Amateur usage of Super 8 has been largely replaced by video, but the format is often used by professionals in music videos, TV commercials, and special sequences for television and feature film projects, as well as by many visual artists. For a professional cinematographer, Super 8 is another tool to use alongside larger formats. Some seek to imitate the look of old home movies, or create a stylishly grainy look. Many independent filmmakers such as Derek Jarman, Dave Markey, Jem Cohen, Damon Packard, Sam Raimi, Kevin Smith, Jesse Richards, Harmony Korine, Nathan Schiff and Guy Maddin have made extensive use of 8 mm film. Oliver Stone, for example, has used it several times in his more recent films, such as The Doors, Natural Born Killers, Nixon, U Turn, and JFK where his director of photography Robert Richardson employed it to evoke a period or to give a different look to scenes. The PBS series Globe Trekker uses approximately 5 minutes of Super 8 footage per episode. Says creator Ian Cross, "it gives our show a particular look." In the UK, broadcasters such as the BBC still occasionally make use of Super 8 in both drama and documentary contexts, usually for creative effect. A recent example of particular note was the 2005 BBC2 documentary series, Define Normal, which was shot largely on Super 8, with only interviews and special timelapse photography utilising more conventional digital formats.
To give further support to filmmakers dedicated to shooting on Super 8 mm film, many film festivals and screenings such as the Flicker Film Festival exist to give filmmakers a place to screen their Super 8 mm films. Many of these screenings shun video and are only open to films shot on film. Some require film to be turned in undeveloped and thus not permitting any editing, providing an additional challenge to the filmmaker. These include such the Bentley Film Festival, and straight 8  which runs screenings at the Cannes Film Festival and many other festivals and events worldwide, where a sound track is required to be supplied with a completed but unprocessed cartridge. In the 2005 Cannes Film Festival, a Super 8 short film (The Man Who Met Himself) by British filmmaker Ben Crowe shot on the now discontinued Kodachrome 40 format was the first Super 8 film to be nominated for the Short Film Palme D'Or in the Official Selection.
The United States Super 8 Film + Digital Video Festival receives close to 100 Super 8 entries every year.
Until 1999, the University of Southern California's famous School of Cinematic Arts required students to shoot some of their projects using Super 8, but digital video is now favoured instead. The University of North Texas' Radio, Television and Film Department still requires students to shoot on Super 8, which leads them into the Regular16 and Super16 films shot in higher level courses. This experience gives students the basics of film production and editing.
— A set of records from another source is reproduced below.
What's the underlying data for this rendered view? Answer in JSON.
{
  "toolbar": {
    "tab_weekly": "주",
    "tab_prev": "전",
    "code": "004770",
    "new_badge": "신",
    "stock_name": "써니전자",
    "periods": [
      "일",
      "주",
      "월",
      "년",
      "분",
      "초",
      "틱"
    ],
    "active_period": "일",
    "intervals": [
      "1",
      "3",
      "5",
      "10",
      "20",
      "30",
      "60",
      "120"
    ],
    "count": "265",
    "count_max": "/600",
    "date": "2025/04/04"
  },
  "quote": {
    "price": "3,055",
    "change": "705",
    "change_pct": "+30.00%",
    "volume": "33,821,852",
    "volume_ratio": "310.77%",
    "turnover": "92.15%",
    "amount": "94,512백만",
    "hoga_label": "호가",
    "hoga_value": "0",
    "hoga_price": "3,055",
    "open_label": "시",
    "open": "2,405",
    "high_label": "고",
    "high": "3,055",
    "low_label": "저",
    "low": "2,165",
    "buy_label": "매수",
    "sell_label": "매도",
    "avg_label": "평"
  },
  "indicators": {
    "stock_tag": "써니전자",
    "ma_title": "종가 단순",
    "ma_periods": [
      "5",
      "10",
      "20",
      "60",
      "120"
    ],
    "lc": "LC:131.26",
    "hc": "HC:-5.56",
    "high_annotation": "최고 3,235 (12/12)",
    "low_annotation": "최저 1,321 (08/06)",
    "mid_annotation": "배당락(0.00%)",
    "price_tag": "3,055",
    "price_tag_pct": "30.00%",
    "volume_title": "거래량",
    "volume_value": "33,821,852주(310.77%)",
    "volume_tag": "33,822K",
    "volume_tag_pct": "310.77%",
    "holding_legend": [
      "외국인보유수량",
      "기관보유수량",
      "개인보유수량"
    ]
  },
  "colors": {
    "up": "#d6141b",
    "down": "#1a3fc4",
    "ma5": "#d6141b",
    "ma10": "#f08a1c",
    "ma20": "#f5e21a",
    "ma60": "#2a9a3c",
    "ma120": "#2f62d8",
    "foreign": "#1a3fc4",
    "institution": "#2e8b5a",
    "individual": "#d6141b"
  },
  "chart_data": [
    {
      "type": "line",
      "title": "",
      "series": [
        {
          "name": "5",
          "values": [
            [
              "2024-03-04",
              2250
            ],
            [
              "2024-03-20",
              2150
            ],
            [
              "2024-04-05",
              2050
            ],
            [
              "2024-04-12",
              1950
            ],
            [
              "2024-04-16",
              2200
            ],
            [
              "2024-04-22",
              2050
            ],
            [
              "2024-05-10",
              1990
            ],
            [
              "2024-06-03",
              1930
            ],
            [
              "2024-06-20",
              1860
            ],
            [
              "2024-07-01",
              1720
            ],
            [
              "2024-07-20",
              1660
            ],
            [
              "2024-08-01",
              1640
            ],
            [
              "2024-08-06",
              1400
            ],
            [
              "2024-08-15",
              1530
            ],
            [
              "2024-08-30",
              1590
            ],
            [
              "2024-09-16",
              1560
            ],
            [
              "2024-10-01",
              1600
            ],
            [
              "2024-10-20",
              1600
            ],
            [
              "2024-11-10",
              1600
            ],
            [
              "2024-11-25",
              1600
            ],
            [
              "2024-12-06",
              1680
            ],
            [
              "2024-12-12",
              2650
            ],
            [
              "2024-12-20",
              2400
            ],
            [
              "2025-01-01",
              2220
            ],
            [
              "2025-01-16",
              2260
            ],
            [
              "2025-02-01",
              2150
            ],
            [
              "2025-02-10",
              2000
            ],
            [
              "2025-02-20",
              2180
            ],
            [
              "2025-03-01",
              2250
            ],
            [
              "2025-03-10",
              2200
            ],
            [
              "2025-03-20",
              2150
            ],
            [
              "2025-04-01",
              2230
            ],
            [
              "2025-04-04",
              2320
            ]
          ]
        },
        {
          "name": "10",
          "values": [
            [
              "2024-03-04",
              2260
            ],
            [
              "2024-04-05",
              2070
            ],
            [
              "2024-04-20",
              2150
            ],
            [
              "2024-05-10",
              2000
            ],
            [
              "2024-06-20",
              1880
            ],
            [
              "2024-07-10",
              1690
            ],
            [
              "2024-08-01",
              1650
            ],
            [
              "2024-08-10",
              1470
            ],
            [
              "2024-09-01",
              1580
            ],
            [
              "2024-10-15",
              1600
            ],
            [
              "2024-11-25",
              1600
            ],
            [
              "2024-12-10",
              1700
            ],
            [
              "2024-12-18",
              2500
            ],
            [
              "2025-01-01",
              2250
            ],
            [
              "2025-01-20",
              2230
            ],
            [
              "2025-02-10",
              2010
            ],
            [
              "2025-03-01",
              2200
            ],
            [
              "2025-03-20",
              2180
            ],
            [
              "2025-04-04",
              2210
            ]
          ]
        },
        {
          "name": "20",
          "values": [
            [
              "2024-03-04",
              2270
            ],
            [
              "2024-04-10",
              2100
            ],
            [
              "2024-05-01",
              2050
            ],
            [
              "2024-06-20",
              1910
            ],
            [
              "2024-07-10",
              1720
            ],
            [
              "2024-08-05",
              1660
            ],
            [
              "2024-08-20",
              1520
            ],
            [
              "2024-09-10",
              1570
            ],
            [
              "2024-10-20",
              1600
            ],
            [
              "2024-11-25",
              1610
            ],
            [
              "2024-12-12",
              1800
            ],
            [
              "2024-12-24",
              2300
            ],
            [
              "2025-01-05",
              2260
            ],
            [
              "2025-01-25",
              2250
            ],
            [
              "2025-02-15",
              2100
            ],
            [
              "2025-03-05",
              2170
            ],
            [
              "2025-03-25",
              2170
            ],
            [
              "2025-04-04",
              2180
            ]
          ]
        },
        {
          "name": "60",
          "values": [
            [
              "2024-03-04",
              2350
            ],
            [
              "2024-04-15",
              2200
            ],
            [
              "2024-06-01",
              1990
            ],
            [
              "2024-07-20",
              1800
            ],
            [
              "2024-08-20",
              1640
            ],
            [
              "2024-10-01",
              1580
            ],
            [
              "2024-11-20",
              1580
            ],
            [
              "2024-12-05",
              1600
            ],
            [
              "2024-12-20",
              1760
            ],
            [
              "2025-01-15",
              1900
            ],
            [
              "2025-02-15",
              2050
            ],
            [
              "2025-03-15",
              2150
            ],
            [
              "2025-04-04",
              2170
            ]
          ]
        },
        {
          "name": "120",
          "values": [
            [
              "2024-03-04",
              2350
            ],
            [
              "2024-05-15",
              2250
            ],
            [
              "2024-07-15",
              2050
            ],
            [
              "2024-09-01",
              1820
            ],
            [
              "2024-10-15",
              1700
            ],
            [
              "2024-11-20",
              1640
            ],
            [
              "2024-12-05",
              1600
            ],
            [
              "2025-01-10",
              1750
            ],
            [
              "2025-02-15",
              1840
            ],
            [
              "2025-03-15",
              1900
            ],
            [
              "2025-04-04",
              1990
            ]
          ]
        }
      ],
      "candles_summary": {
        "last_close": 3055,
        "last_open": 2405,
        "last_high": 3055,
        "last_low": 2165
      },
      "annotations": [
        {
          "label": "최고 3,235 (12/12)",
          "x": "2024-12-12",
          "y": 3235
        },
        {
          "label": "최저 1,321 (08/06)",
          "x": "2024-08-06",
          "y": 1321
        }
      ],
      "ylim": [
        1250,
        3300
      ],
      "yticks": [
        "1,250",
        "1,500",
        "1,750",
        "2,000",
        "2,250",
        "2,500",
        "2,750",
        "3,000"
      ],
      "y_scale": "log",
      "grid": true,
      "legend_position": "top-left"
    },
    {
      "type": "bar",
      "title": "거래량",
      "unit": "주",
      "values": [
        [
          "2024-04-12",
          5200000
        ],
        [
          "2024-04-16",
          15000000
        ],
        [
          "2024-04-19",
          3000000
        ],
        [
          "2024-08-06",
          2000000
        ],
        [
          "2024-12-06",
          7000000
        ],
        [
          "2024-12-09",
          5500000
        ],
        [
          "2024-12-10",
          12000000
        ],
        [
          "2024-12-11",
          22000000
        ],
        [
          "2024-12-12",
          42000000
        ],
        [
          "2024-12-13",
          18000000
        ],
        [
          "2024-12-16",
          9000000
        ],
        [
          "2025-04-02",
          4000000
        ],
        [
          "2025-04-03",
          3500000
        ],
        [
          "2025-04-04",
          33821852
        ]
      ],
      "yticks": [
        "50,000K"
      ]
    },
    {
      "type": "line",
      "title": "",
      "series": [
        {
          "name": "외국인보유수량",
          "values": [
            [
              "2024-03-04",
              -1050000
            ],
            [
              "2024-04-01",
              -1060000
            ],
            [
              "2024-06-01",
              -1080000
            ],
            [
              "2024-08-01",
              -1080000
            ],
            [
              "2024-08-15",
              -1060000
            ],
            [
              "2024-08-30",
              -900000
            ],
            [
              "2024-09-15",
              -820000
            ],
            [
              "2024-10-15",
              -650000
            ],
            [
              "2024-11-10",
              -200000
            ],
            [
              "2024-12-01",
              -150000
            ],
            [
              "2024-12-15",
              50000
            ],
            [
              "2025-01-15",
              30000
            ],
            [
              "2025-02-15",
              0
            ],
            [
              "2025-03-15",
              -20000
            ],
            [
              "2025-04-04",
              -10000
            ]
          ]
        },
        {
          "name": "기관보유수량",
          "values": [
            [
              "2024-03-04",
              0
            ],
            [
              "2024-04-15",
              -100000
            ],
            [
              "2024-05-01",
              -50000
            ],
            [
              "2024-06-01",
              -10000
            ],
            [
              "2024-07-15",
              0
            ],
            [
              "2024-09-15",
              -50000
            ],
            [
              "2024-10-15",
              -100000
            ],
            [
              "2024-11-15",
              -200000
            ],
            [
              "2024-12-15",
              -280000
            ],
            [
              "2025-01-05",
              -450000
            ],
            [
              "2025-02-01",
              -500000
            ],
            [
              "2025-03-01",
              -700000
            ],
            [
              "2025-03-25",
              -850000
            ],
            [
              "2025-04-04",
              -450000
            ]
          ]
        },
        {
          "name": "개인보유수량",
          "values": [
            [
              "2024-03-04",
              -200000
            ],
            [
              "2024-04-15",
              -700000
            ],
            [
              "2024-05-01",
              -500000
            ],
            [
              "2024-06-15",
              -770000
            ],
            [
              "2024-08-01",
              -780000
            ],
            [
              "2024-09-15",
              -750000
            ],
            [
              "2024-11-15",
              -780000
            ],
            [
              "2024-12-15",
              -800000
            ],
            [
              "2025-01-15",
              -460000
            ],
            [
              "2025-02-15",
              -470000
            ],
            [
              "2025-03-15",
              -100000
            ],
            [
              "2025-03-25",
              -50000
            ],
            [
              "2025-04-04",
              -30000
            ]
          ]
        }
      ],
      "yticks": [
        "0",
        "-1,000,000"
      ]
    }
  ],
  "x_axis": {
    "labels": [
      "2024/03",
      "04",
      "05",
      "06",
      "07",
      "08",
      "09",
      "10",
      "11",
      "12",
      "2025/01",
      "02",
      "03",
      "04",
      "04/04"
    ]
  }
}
A number of Experimental filmmakers continue to work extensively in the format and festivals such as the Images Festival (Toronto), the Media City Film Festival (Windsor, ONT), and TIE (based in Colorado) regularly project Super 8 films as part of their programming.
Thanks to over a dozen film stocks and certain features common in Super 8 cameras but unavailable in video camcorders–notably the ability to expose single frames and shoot at several non video standard frame rates, including time-exposure and slow motion–Super 8 provides an ideal inexpensive medium for traditional stop-motion and cel animation and other types of filming speed effects not common to video cameras.
Another visual effect impossible in video cameras that certain high-end Super 8 cameras can do in-camera is the lap-dissolve. Upon activation of the lap-dissolve feature, the shot being filmed fades to black, the camera back-winds the film to the beginning of the fade and, at the beginning of the next shot, fades in.